DATA IN THIS EXERCISE:
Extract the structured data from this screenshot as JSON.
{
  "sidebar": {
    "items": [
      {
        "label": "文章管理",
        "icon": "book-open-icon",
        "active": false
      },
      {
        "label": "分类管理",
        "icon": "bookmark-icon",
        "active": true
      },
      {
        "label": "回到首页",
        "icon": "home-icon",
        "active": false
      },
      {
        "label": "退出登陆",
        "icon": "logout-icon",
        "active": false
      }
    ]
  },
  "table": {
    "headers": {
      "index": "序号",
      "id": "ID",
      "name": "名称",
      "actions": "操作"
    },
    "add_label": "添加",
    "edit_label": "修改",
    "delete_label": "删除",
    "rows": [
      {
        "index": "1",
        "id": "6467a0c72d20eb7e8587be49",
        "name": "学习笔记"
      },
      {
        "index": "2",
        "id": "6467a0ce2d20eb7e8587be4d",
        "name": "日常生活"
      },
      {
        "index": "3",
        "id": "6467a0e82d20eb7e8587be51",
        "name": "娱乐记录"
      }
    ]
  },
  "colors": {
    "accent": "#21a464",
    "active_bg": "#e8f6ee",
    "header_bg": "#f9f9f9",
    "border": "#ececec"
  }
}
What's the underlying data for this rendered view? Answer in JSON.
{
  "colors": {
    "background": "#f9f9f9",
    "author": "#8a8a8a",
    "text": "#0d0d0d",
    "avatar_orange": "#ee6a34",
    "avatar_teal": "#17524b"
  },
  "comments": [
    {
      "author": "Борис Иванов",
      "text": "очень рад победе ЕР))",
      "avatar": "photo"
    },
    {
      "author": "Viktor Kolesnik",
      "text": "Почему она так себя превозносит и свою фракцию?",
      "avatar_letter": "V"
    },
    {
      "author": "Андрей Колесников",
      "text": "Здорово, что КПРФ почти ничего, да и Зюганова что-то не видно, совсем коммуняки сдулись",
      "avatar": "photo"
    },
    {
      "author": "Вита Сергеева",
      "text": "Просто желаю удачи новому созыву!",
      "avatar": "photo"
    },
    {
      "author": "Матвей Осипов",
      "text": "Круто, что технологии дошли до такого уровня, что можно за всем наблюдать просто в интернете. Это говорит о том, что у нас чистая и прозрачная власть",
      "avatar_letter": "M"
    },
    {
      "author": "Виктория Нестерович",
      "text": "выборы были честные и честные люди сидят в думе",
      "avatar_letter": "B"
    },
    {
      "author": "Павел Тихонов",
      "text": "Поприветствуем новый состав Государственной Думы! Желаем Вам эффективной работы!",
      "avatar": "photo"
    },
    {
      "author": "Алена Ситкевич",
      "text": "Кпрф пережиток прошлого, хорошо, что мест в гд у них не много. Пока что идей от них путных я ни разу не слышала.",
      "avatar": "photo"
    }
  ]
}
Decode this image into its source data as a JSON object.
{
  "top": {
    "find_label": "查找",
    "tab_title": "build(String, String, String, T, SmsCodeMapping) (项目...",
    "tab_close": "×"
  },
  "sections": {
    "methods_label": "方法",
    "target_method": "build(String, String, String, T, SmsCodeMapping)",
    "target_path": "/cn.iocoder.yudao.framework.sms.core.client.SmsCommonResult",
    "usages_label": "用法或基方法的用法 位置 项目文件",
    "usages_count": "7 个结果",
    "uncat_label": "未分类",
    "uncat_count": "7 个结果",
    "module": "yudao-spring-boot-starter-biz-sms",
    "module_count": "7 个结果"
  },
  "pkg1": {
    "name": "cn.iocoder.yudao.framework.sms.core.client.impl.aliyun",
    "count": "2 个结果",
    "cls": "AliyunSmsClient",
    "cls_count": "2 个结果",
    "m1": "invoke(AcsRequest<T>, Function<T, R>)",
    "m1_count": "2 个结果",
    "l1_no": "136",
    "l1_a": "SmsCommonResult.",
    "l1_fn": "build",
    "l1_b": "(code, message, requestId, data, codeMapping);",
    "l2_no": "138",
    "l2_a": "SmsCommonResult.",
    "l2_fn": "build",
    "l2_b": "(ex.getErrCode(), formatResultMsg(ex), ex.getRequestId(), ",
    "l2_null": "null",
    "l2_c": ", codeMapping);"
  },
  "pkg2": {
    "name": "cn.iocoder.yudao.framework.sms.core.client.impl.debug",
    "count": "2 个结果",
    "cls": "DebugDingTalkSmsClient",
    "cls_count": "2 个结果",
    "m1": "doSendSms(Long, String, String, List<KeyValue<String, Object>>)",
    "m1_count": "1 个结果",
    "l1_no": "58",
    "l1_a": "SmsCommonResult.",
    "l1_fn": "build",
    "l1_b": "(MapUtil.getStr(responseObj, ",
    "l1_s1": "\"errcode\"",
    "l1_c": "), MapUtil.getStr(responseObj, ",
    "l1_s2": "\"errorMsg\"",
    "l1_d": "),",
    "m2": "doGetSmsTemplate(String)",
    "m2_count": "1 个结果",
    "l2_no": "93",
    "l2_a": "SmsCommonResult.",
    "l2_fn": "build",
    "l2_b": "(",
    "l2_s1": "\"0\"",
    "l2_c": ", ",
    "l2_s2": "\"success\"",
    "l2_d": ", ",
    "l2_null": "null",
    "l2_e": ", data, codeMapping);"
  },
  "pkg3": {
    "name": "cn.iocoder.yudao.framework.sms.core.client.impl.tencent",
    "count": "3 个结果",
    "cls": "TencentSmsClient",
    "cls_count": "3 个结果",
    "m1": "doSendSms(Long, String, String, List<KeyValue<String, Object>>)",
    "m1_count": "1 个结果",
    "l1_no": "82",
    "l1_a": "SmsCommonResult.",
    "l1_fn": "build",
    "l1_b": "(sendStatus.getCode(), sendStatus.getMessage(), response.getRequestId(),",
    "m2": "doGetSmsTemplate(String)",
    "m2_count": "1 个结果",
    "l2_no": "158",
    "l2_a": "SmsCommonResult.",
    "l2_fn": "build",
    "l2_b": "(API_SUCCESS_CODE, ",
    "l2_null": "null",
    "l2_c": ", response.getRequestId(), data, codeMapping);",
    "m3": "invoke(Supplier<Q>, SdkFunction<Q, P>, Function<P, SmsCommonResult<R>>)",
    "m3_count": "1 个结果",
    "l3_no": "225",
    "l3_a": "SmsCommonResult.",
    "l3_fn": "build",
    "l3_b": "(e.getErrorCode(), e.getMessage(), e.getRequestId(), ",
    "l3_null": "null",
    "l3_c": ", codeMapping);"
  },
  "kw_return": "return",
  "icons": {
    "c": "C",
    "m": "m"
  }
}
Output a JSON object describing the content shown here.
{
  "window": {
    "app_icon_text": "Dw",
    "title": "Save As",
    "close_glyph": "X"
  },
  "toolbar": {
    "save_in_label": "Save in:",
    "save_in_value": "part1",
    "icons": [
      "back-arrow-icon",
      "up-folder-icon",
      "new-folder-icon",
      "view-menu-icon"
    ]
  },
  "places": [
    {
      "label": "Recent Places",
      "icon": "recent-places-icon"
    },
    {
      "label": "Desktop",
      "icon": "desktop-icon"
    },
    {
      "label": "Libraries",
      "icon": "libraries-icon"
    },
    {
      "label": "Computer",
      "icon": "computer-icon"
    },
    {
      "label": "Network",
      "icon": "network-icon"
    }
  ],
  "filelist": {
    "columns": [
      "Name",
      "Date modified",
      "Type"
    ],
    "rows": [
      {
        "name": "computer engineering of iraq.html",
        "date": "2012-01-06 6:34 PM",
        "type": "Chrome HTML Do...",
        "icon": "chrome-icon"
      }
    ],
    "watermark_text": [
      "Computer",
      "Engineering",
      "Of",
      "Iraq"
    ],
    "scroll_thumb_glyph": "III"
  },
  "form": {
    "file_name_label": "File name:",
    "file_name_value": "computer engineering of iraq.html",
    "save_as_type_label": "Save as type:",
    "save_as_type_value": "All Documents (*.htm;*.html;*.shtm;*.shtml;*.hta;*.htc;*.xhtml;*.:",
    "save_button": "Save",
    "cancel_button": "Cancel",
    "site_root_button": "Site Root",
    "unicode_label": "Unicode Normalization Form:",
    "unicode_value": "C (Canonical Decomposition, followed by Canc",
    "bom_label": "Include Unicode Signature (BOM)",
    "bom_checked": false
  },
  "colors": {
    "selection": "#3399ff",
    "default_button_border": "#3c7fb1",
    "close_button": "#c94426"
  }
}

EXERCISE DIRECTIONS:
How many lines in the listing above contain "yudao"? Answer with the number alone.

SOLUTION TO THIS PROBLEM:
5